Although there is a known association between umbilical cord ulceration and fetal intestinal atresia (6), the literature in the field is limited (6–10). The incidence of umbilical cord ulceration in cases of intestinal atresia is reported to be between 6.5 % (10) and 13.6 % (6). There are several hypotheses about the causal relationship between the two (11). Recent reports propose that gastrointestinal reflux of stomach contents into the amniotic fluid exerts a chemical effect on the amniotic epithelium and Wharton’s jelly, resulting in umbilical cord ulceration (7, 10). It is known that thick meconium may result in cord necrosis (12), which supports the hypothesis that the cause is a chemical process whereby substances in the amniotic fluid destroy the cord. The degree of ulceration does not appear to depend on whether the intestinal obstruction is on the oral or anal side of the major duodenal papilla (7). Haemodynamic changes in connection with birth may increase the risk of ulceration (13).
A Norwegian study showed an increased risk of sudden, unexplained death in fetuses with small intestinal obstruction (14). Bradycardia episodes were recorded prior to fetal death and were interpreted as resulting from vagal overactivity associated with distension of the gastrointestinal tract. It is not clear whether the umbilical cord and placenta were examined in this study.
In our case, fetal bradycardia is thought to have been the result of a reflex response to acute hypovolemia, which is often found in cases of cord rupture (9, 10, 15, 16). In this context, the absence of clinical symptoms such as abdominal pain and vaginal bleeding cannot be considered reassuring (16).

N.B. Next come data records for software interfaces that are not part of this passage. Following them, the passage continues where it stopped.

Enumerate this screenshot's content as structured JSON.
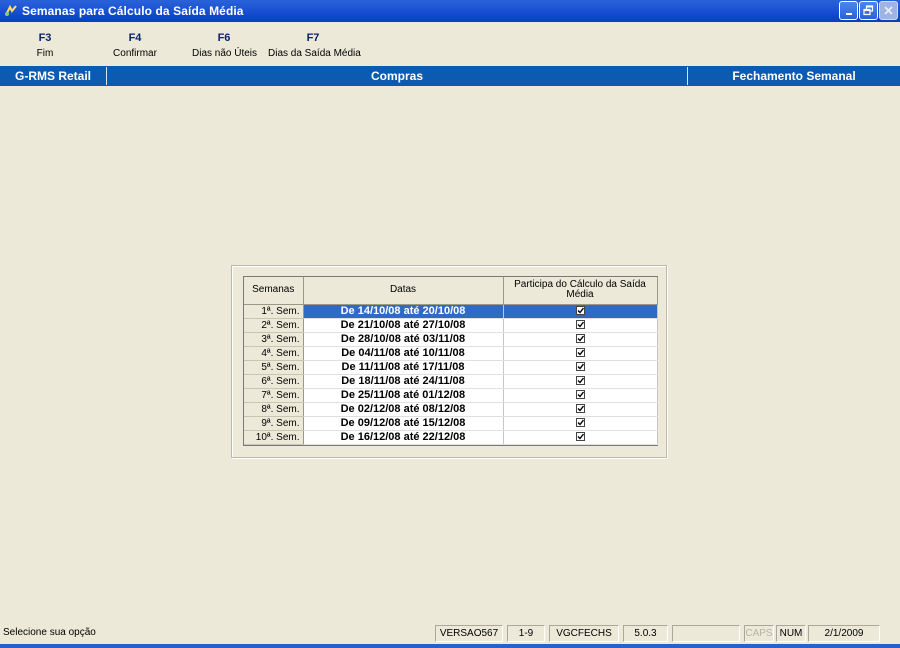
{
  "window": {
    "title": "Semanas para Cálculo da Saída Média"
  },
  "toolbar": {
    "keys": [
      {
        "key": "F3",
        "label": "Fim"
      },
      {
        "key": "F4",
        "label": "Confirmar"
      },
      {
        "key": "F6",
        "label": "Dias não Úteis"
      },
      {
        "key": "F7",
        "label": "Dias da Saída Média"
      }
    ]
  },
  "nav": {
    "left": "G-RMS Retail",
    "center": "Compras",
    "right": "Fechamento Semanal"
  },
  "grid": {
    "headers": {
      "semanas": "Semanas",
      "datas": "Datas",
      "participa": "Participa do Cálculo da Saída Média"
    },
    "rows": [
      {
        "semana": "1ª. Sem.",
        "datas": "De 14/10/08 até 20/10/08",
        "checked": true
      },
      {
        "semana": "2ª. Sem.",
        "datas": "De 21/10/08 até 27/10/08",
        "checked": true
      },
      {
        "semana": "3ª. Sem.",
        "datas": "De 28/10/08 até 03/11/08",
        "checked": true
      },
      {
        "semana": "4ª. Sem.",
        "datas": "De 04/11/08 até 10/11/08",
        "checked": true
      },
      {
        "semana": "5ª. Sem.",
        "datas": "De 11/11/08 até 17/11/08",
        "checked": true
      },
      {
        "semana": "6ª. Sem.",
        "datas": "De 18/11/08 até 24/11/08",
        "checked": true
      },
      {
        "semana": "7ª. Sem.",
        "datas": "De 25/11/08 até 01/12/08",
        "checked": true
      },
      {
        "semana": "8ª. Sem.",
        "datas": "De 02/12/08 até 08/12/08",
        "checked": true
      },
      {
        "semana": "9ª. Sem.",
        "datas": "De 09/12/08 até 15/12/08",
        "checked": true
      },
      {
        "semana": "10ª. Sem.",
        "datas": "De 16/12/08 até 22/12/08",
        "checked": true
      }
    ],
    "selected_row": 1
  },
  "status": {
    "message": "Selecione sua opção",
    "version": "VERSAO567",
    "page": "1-9",
    "program": "VGCFECHS",
    "release": "5.0.3",
    "blank": "",
    "caps": "CAPS",
    "num": "NUM",
    "date": "2/1/2009"
  },
  "colors": {
    "titlebar": "#0b45c8",
    "navbar": "#0b5bb3",
    "selection": "#316ac5",
    "background": "#ece9d8"
  }
}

Cord ulceration in association with intestinal atresia is a life-threatening condition with a high risk of mortality or serious sequelae, not least because the fetus has very limited defences against acute hypovolemia (17). Detecting the haemorrhage itself is difficult. The diagnosis should be made when suspected fetal small intestinal atresia is accompanied by abnormal cardiotocography and the absence of maternal symptoms of placental abruption. Doppler ultrasound assessment of the fetal circulation will reveal high blood flow velocity in the middle cerebral artery, suggesting anaemia, but the physiological response of a fetus to severe blood loss (hypovolemia) also depends on factors such as gestational age. The fetal response to severe blood loss over a short period of time has not been fully determined. Rapid delivery with emergency neonatal care and immediate postnatal blood and volume replacement can be life-saving in such cases.